Data Block Start

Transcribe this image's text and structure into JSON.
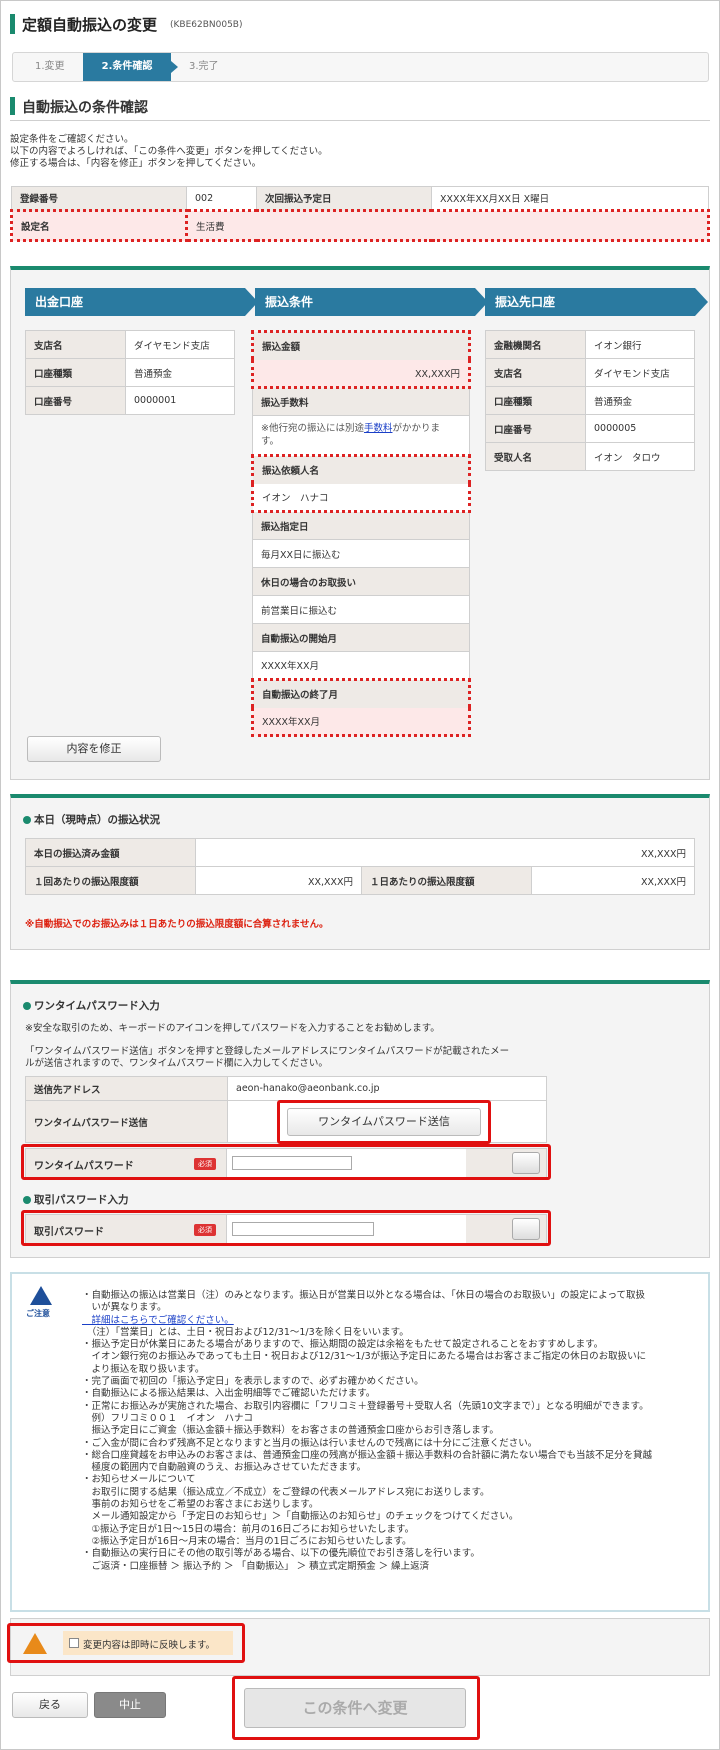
{
  "header": {
    "title": "定額自動振込の変更",
    "screen_code": "(KBE62BN005B)"
  },
  "steps": [
    {
      "label": "1.変更"
    },
    {
      "label": "2.条件確認"
    },
    {
      "label": "3.完了"
    }
  ],
  "section_title": "自動振込の条件確認",
  "intro": [
    "設定条件をご確認ください。",
    "以下の内容でよろしければ、「この条件へ変更」ボタンを押してください。",
    "修正する場合は、「内容を修正」ボタンを押してください。"
  ],
  "registration": {
    "reg_no_label": "登録番号",
    "reg_no_value": "002",
    "next_date_label": "次回振込予定日",
    "next_date_value": "XXXX年XX月XX日 X曜日",
    "setting_name_label": "設定名",
    "setting_name_value": "生活費"
  },
  "columns": {
    "from": "出金口座",
    "conditions": "振込条件",
    "to": "振込先口座"
  },
  "from_account": [
    {
      "label": "支店名",
      "value": "ダイヤモンド支店"
    },
    {
      "label": "口座種類",
      "value": "普通預金"
    },
    {
      "label": "口座番号",
      "value": "0000001"
    }
  ],
  "conditions": {
    "amount_label": "振込金額",
    "amount_value": "XX,XXX円",
    "fee_label": "振込手数料",
    "fee_note_a": "※他行宛の振込には別途",
    "fee_link": "手数料",
    "fee_note_b": "がかかりま",
    "fee_note_c": "す。",
    "requester_label": "振込依頼人名",
    "requester_value": "イオン　ハナコ",
    "day_label": "振込指定日",
    "day_value": "毎月XX日に振込む",
    "holiday_label": "休日の場合のお取扱い",
    "holiday_value": "前営業日に振込む",
    "start_label": "自動振込の開始月",
    "start_value": "XXXX年XX月",
    "end_label": "自動振込の終了月",
    "end_value": "XXXX年XX月"
  },
  "to_account": [
    {
      "label": "金融機関名",
      "value": "イオン銀行"
    },
    {
      "label": "支店名",
      "value": "ダイヤモンド支店"
    },
    {
      "label": "口座種類",
      "value": "普通預金"
    },
    {
      "label": "口座番号",
      "value": "0000005"
    },
    {
      "label": "受取人名",
      "value": "イオン　タロウ"
    }
  ],
  "edit_button": "内容を修正",
  "status": {
    "title": "本日（現時点）の振込状況",
    "today_label": "本日の振込済み金額",
    "today_value": "XX,XXX円",
    "per_tx_label": "１回あたりの振込限度額",
    "per_tx_value": "XX,XXX円",
    "per_day_label": "１日あたりの振込限度額",
    "per_day_value": "XX,XXX円",
    "note": "※自動振込でのお振込みは１日あたりの振込限度額に合算されません。"
  },
  "otp": {
    "title": "ワンタイムパスワード入力",
    "note1": "※安全な取引のため、キーボードのアイコンを押してパスワードを入力することをお勧めします。",
    "note2": "「ワンタイムパスワード送信」ボタンを押すと登録したメールアドレスにワンタイムパスワードが記載されたメー",
    "note3": "ルが送信されますので、ワンタイムパスワード欄に入力してください。",
    "email_label": "送信先アドレス",
    "email_value": "aeon-hanako@aeonbank.co.jp",
    "send_label": "ワンタイムパスワード送信",
    "send_button": "ワンタイムパスワード送信",
    "otp_label": "ワンタイムパスワード",
    "required": "必須"
  },
  "txpw": {
    "title": "取引パスワード入力",
    "label": "取引パスワード",
    "required": "必須"
  },
  "caution": {
    "label": "ご注意",
    "lines": [
      "・自動振込の振込は営業日（注）のみとなります。振込日が営業日以外となる場合は、「休日の場合のお取扱い」の設定によって取扱",
      "　いが異なります。",
      "　詳細はこちらでご確認ください。",
      "　（注）「営業日」とは、土日・祝日および12/31〜1/3を除く日をいいます。",
      "・振込予定日が休業日にあたる場合がありますので、振込期間の設定は余裕をもたせて設定されることをおすすめします。",
      "　イオン銀行宛のお振込みであっても土日・祝日および12/31〜1/3が振込予定日にあたる場合はお客さまご指定の休日のお取扱いに",
      "　より振込を取り扱います。",
      "・完了画面で初回の「振込予定日」を表示しますので、必ずお確かめください。",
      "・自動振込による振込結果は、入出金明細等でご確認いただけます。",
      "・正常にお振込みが実施された場合、お取引内容欄に「フリコミ＋登録番号＋受取人名（先頭10文字まで）」となる明細ができます。",
      "　例）フリコミ００１　イオン　ハナコ",
      "　振込予定日にご資金（振込金額＋振込手数料）をお客さまの普通預金口座からお引き落します。",
      "・ご入金が間に合わず残高不足となりますと当月の振込は行いませんので残高には十分にご注意ください。",
      "・総合口座貸越をお申込みのお客さまは、普通預金口座の残高が振込金額＋振込手数料の合計額に満たない場合でも当該不足分を貸越",
      "　極度の範囲内で自動融資のうえ、お振込みさせていただきます。",
      "・お知らせメールについて",
      "　お取引に関する結果（振込成立／不成立）をご登録の代表メールアドレス宛にお送りします。",
      "　事前のお知らせをご希望のお客さまにお送りします。",
      "　メール通知設定から「予定日のお知らせ」＞「自動振込のお知らせ」のチェックをつけてください。",
      "　①振込予定日が1日〜15日の場合：前月の16日ごろにお知らせいたします。",
      "　②振込予定日が16日〜月末の場合：当月の1日ごろにお知らせいたします。",
      "・自動振込の実行日にその他の取引等がある場合、以下の優先順位でお引き落しを行います。",
      "　ご返済・口座振替 ＞ 振込予約 ＞ 「自動振込」 ＞ 積立式定期預金 ＞ 繰上返済"
    ]
  },
  "confirm_check": "変更内容は即時に反映します。",
  "buttons": {
    "back": "戻る",
    "stop": "中止",
    "submit": "この条件へ変更"
  },
  "colors": {
    "accent": "#1a8a6e",
    "step_active": "#2a7aa0",
    "alert": "#e01010"
  }
}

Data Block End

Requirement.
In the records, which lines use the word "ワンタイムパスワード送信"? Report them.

Written reply.
    "note2": "「ワンタイムパスワード送信」ボタンを押すと登録したメールアドレスにワンタイムパスワードが記載されたメー",
    "send_label": "ワンタイムパスワード送信",
    "send_button": "ワンタイムパスワード送信",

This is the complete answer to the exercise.